7 Jul 2009

Isle of Arran adventure, poetry workshops

Isle Of Arran Poetry Adventure, June 2009

I have recently returned from a poetry writing residential week on the beautiful Isle of Arran, Scotland. Needing to clear my head of chasing paid work as a poet, writer and educator; and the rigidity of academic studies, and craving space for my own 'voice', I just had to get away.

The week was organised by Manchester poet and poetry magazine editor (Citizen 32, Cadre) John G. Hall. Although I had not previously met John, I have been reading his poetry via Myspace for a few years, and his poetry and online workshops via Facebook, this last year.
I enjoy his unique style, and am in awe of how prolific his work is; so the opportunity to meet him and to learn, and learn from other poets around the infamous and vibrant Manchester scene, was very appealing.

My friend Mim Darlington, also from my Devon locality, attended too. She is also a poet, but is currently researching otters for her forthcoming book, and doctorate, in nature writing.

photo: Matt in poets window, St. Columbas. By Daniel Brocklehurst










photo: Poets in St Columba's Chapel by Daniel Brocklehurst




...and so we arrived on Saturday after many tiring hours travel to arrive at the comfortable, spacious, tasteful living accommodation in the converted St. Columba’s Chapel in Whiting Bay. This sanctuary was to be our home and workshop space for the week. Both Mim and I felt an immediate need to explore nearby places of interest so we went to the pub. We also met up with the rest of our clan, some of whom were staying in another house in nearby Lamlash village.




Sunday was a grounding and group-bonding day; a long walk in the mizzle from the tiny harbour and exquisite beaches of Blackwaterfoot, beside a calm quicksilver sea. Along the coast path past past basalt cliffs, rock pools, oystercatchers, curlews, fulmars, eider-ducks, plovers, and watched by an inquisitive seal; and on through fields of flowering reeds, foxgloves, varieties of stonecrop, lichen, and orchids amongst countless other flora, and a glimpse of wild hares; and on to the King's Caves, so called because Robert the Bruce once watched a highly influential spider make its web in that same place.

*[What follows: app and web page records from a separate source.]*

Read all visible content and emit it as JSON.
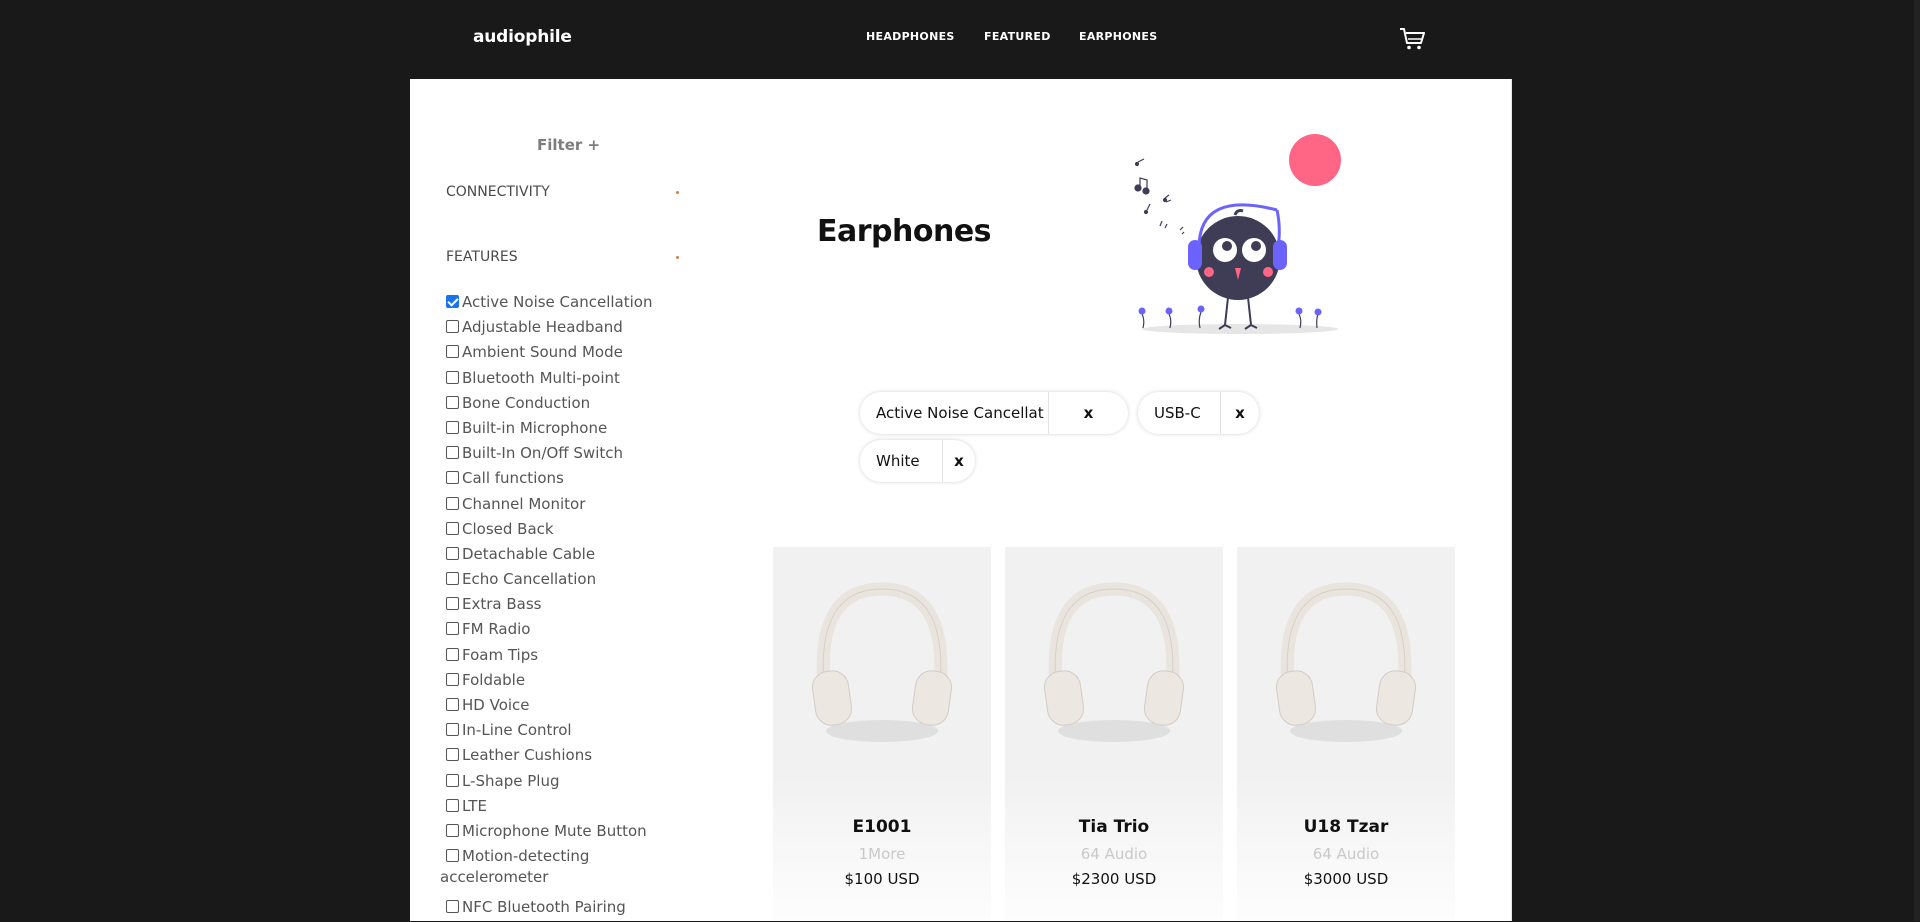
{
  "nav": {
    "logo": "audiophile",
    "links": [
      "HEADPHONES",
      "FEATURED",
      "EARPHONES"
    ],
    "cart_icon": "cart-icon"
  },
  "filter": {
    "title": "Filter +",
    "sections": [
      "CONNECTIVITY",
      "FEATURES"
    ],
    "options": [
      {
        "label": "Active Noise Cancellation",
        "checked": true
      },
      {
        "label": "Adjustable Headband",
        "checked": false
      },
      {
        "label": "Ambient Sound Mode",
        "checked": false
      },
      {
        "label": "Bluetooth Multi-point",
        "checked": false
      },
      {
        "label": "Bone Conduction",
        "checked": false
      },
      {
        "label": "Built-in Microphone",
        "checked": false
      },
      {
        "label": "Built-In On/Off Switch",
        "checked": false
      },
      {
        "label": "Call functions",
        "checked": false
      },
      {
        "label": "Channel Monitor",
        "checked": false
      },
      {
        "label": "Closed Back",
        "checked": false
      },
      {
        "label": "Detachable Cable",
        "checked": false
      },
      {
        "label": "Echo Cancellation",
        "checked": false
      },
      {
        "label": "Extra Bass",
        "checked": false
      },
      {
        "label": "FM Radio",
        "checked": false
      },
      {
        "label": "Foam Tips",
        "checked": false
      },
      {
        "label": "Foldable",
        "checked": false
      },
      {
        "label": "HD Voice",
        "checked": false
      },
      {
        "label": "In-Line Control",
        "checked": false
      },
      {
        "label": "Leather Cushions",
        "checked": false
      },
      {
        "label": "L-Shape Plug",
        "checked": false
      },
      {
        "label": "LTE",
        "checked": false
      },
      {
        "label": "Microphone Mute Button",
        "checked": false
      },
      {
        "label": "Motion-detecting",
        "label_cont": "accelerometer",
        "checked": false
      },
      {
        "label": "NFC Bluetooth Pairing",
        "checked": false
      }
    ]
  },
  "main": {
    "title": "Earphones",
    "illustration": "bird-with-headphones-illustration",
    "chips": [
      "Active Noise Cancellat",
      "USB-C",
      "White"
    ],
    "chip_remove": "x"
  },
  "products": [
    {
      "name": "E1001",
      "brand": "1More",
      "price": "$100 USD"
    },
    {
      "name": "Tia Trio",
      "brand": "64 Audio",
      "price": "$2300 USD"
    },
    {
      "name": "U18 Tzar",
      "brand": "64 Audio",
      "price": "$3000 USD"
    }
  ],
  "colors": {
    "accent": "#d87d4a",
    "nav_bg": "#191919",
    "checkbox": "#1a73e8",
    "sun": "#ff6584",
    "headphone": "#6c63ff"
  }
}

Photo by Vanessa Fay: Gerry Potter, Mim Darlington and Steph Pike on the beach near Blackwaterfoot, Arran















Photo by Vanessa Fay: Gerry Potter in King's Cave, Isle of Arran.







Then, high up a cliff path and through enchanting woodland, back the waiting minibus; and then on to the Machrie Moor Stone Circles.

We got there a bit late for the moment of Solstice but midsummer magic did not elude us. As we approached the tallest of the stones, we noticed a curlew sat atop it, shrieking at us.

Photo: curlew on standing stone, midsummer 2009, Isle of Arran
She must have had a nest nearby, so we stepped carefully. She eventually flew away with effective distracting-tactics before we continued to explore the stones and their mysteries, some of us enchanted by our encounter with this usually shy species.

The week of workshops and activities unwound tensions and nourished the senses. Spontaneous activities included abundant feasting, drinking, and all kinds of merriment, including two of our number swimming the mile-or-more across to Holy Isle, and back, surviving sunburn and jelly-fish stings. We all thrived on a week of what turned out to be scorching summer. We endured Scottish midges, and possibly one or two hangovers. And collectively, wrote some stunning poetry.
The Unsung crew (Unsung is a Manchester based poetry magazine) organised and compered a gig in a pub in the nearby village of Lamlash. An unforgettable night, (especially for the locals, I would imagine).
Photo: Poets performance & night out. Lamlash

It was great to have an opportunity to meet John, at last, extending our on-line exchanges to an inexhaustible rapport – sharing insights and extracts of life-stories, philosophies and book-lists, plotting future performances and poetry proliferation. A renga-party is still to be done...

Photo: (below) John facilitating haiku workshop

There is much to be written about the Isle of Arran, about John G. Hall, and the other poets – especially those whose workshops I really got my teeth into. I’m still energised by everyone’s work, by the residential living experience, and the teeming flora and fauna of that island. It was an unforgettable week, and another sharp string to my poet’s bow.
Instead, I am letting the experience catalyse, cogitate, settle. I am sending some Arran-born poems to both the Unsung and to John’s upcoming Arran Poetry compilation. I hope that these few pictures each speak their thousand words, for now.Except these:


Midsummer: curlew,
sentinel on ancient stones,
shrieks like a fish-wife.




Arran on myspace: www.myspace.com/c32isleofarranworkshops
Unsung: unsung.manchester@gmail.com
Citizen32: http://citizen32live.moonfruit.com/

Photo by Michelle Green: Arran's haiku students